The purpose of this review of is to provide background which is relevant to the work of the ICAS Principles versus Rules standard approach. The debate mainly started after the failure of Enron Credit Corporation when Sarbanes-Oxley Act section (108) cited this problem of rules based standards versus the principle based standards. The review does not provide a definitive conclusion to the question. I agree with the analysis and support the move towards principles-based standards suggested by the SEC that principle based standards are appropriate than the rules based standards. Principle based standards are simple than the rules based standards and allows professional judgement for the accountants.
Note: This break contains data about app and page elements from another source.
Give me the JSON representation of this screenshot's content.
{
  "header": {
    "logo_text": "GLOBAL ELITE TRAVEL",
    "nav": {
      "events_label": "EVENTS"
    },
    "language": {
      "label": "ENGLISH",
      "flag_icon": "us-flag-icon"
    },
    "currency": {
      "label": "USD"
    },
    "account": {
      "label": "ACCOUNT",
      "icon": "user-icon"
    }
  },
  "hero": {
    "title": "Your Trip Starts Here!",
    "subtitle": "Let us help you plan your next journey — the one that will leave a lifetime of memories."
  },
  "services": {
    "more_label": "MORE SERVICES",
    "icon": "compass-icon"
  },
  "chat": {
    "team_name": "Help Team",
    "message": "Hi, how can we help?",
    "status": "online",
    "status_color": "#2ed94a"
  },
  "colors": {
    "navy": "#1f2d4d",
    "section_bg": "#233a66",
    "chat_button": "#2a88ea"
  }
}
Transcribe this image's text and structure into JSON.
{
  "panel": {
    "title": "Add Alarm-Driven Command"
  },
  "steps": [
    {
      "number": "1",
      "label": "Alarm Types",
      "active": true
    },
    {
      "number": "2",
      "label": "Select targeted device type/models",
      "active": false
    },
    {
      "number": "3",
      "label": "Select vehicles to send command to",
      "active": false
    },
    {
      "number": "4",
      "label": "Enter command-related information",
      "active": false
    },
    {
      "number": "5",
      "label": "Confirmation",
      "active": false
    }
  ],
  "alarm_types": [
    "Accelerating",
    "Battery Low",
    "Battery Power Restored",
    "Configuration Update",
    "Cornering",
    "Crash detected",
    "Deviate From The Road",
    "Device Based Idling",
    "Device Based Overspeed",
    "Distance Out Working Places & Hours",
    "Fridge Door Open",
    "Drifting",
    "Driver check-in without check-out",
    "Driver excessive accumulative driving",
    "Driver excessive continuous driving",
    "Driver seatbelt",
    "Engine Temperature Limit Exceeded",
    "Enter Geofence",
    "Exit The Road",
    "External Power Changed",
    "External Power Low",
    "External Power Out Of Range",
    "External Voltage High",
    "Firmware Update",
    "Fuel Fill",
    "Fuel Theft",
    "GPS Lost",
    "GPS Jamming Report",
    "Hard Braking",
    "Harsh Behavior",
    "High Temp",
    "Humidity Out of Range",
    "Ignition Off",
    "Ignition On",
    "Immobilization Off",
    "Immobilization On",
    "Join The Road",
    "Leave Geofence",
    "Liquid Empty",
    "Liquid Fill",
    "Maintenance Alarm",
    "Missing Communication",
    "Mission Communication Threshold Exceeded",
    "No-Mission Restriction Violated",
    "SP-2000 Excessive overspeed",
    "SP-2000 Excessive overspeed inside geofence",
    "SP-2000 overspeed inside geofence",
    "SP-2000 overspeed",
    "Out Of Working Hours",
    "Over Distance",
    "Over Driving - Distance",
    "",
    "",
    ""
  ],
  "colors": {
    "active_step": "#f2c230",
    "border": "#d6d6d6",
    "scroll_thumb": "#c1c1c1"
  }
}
But Benston et al (2006) believes that the more judgement an accounting principle requires, the more difficult it is to draw up a standard without direction. According to Bennet et al(2006) rules are based on principles. Schipper (2003) and Nelson (2003) also points out the advantages of the rules based standard accounting. In ICAS (2006) it states that convergence, comparability, consistency and culture are the four issues that infuse the debate of rules based and principle based standards. SEC and FASB also agree to the four issues and state that all participants must be committed to work in the same direction. Both rules and principle based accounting standards have their own advantages and disadvantages but principle based standards are clearly more appropriate and have the backing of the boards from different countries than the rules based accounting standards.